Camp Fuji: It’s all about having a blast
April 27, 2009
CAMP FUJI, Japan — A tiny, two-inch square on a map posted in the base headquarters’ range control room represents this Marine post located at the bottom of Japan’s most celebrated mountain — Mount Fuji.
For anyone who has been to Camp Fuji, that visual representation says it all.
Inside the gates, there are a few barracks, an exchange, a gym, an obstacle course and a small flight line. You don’t see many cars. Nothing is especially far from anything else.
But at any given moment, you can hear a loud crack or boom, and it’s a good bet it didn’t come from anywhere inside that two-inch square.
It came from what the rest of the range control map represents — 20,000 acres a person is not likely to see unless you’re a servicemember who brought along combat gear.
Over the past month, units from the Army, Navy and Marine Corps have brought plenty of such equipment. Camp Fuji’s commanding officer, Col. Robert Golden, said the base has hosted significantly more servicemembers than normal so far this year.
"We’ve already had 16 units, so we’ve already reached the full-year average," he said.
Stars and Stripes spent a couple days last week with three of those units.
Firing ‘triple sevens’
The 3rd Battalion, 12th Marines out of Camp Hansen, Okinawa, was training on its signature M777 howitzer in preparation for an upcoming Middle East deployment.
It was the Japan debut for the 7,000-pound gun, classified as a lightweight 155 mm howitzer.
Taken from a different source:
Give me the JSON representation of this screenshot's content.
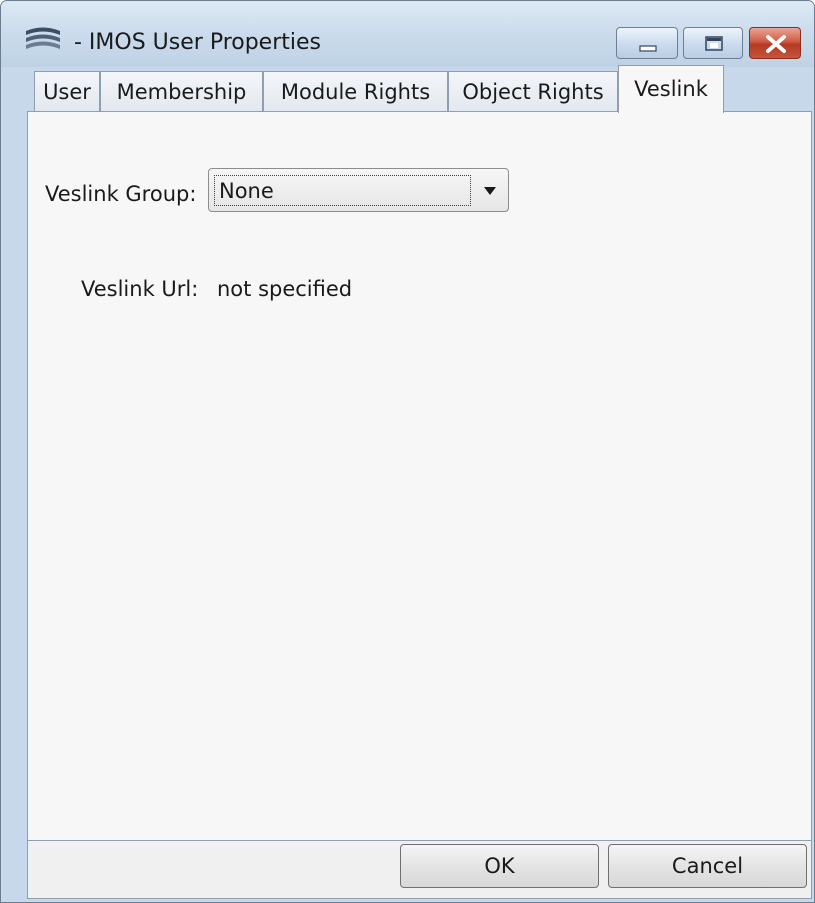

In combat, it has a range of about 15 miles and can take out buildings and vehicles, the Marine cannoneers said.
"This is the first time we’ve shot triple sevens at Fuji," Staff Sgt. Vincente Castellanos said, referring to the M777. "We’re the first to do that, so that’s kind of a good thing."
One technical aspect of the weapon involves radar, Sgt. Alton Currie’s specialty.
"The radar can observe the round," he said. "Then we send the coordinates back, they make corrections in their fire-direction control center, and it puts the gun on target."
"The Howitzers performed pretty good," Castellanos said. "There were a couple of things here and there, but overall, they did their job."
Better than ‘sitting around’
Some other artillery Marines were a longer way from home than their Okinawa counterparts.
Members of 2nd Battalion, 11th Marines from Camp Pendleton, Calif., deployed to Camp Hansen in January to support the 31st Expeditionary Unit. With the rest of the battalion in Philippines for the annual Balikatan exercise, the troops here — who also fire howitzers — accompanied the 3rd Battalion, 12th Marines to Fuji.
"Our commanding officer got with 3/12 to see if we could come out here and get some training … instead of just sitting around," Sgt. Brandon Schroeder said.
Many in the California unit couldn’t get past the Fuji weather when describing their experience at the camp.
"It’s really cold and wet up here," Lance Cpl. Travis Carmichael said. "We actually went to the field three times. It rained on us twice."
Schroeder for one welcomed it.
"You get used to it being hot all the time, like in Pendleton," he said. "And then, we came out here, and it’s definitely a test of what you can and can’t do. It teaches you how to do things in cold weather, because you never know where you’re going to be going."
‘Away from the office’
The Army’s 35th Combat Sustainment and Support Battalion from Camp Zama pitched their combat tents by the softball field and set out over the course of the week to knock out the unit’s quarterly combat training, which can be conducted only at Camp Fuji, said Command Sgt. Maj. Chris Nunez.
"It’s good for us, because we get away from Camp Zama," he said. "We’re away from the office; we sleep here, eat here; we do everything here. And we can practice our field craft."
The unit functions as a headquarters element for supporting battalions during disasters and defense operations. While at Fuji, the troops trained with M-16 rifles, 9 mm pistols and grenade launchers.
And to confirm that their chemical-biological masks worked, the soldiers had to use them — and then take them off — in a tent filled with tear gas.
Staff Sgt. Charles Sterling — heaving, gasping and teary-eyed — was still feeling the effects a few minutes after his run-in with the gas.
"This is a burning that’s unreal, like you’re getting acupunctured like a million times in the face," Sterling explained.
"I’m glad this is over with."
Both Sterling and Staff Sgt. Benito Quintanilla agreed the highlight of their week was the close-quarters marksmanship training, when they fired their M-16s in standing position, switching between targets on either side of them at close range.
"It’s something that very few noncombat units get to practice," Quintanilla said of the close-quarters shooting.
"It improves close-quarter and mid-range accuracy. They’re skills that aren’t practiced very often but are very important while in combat."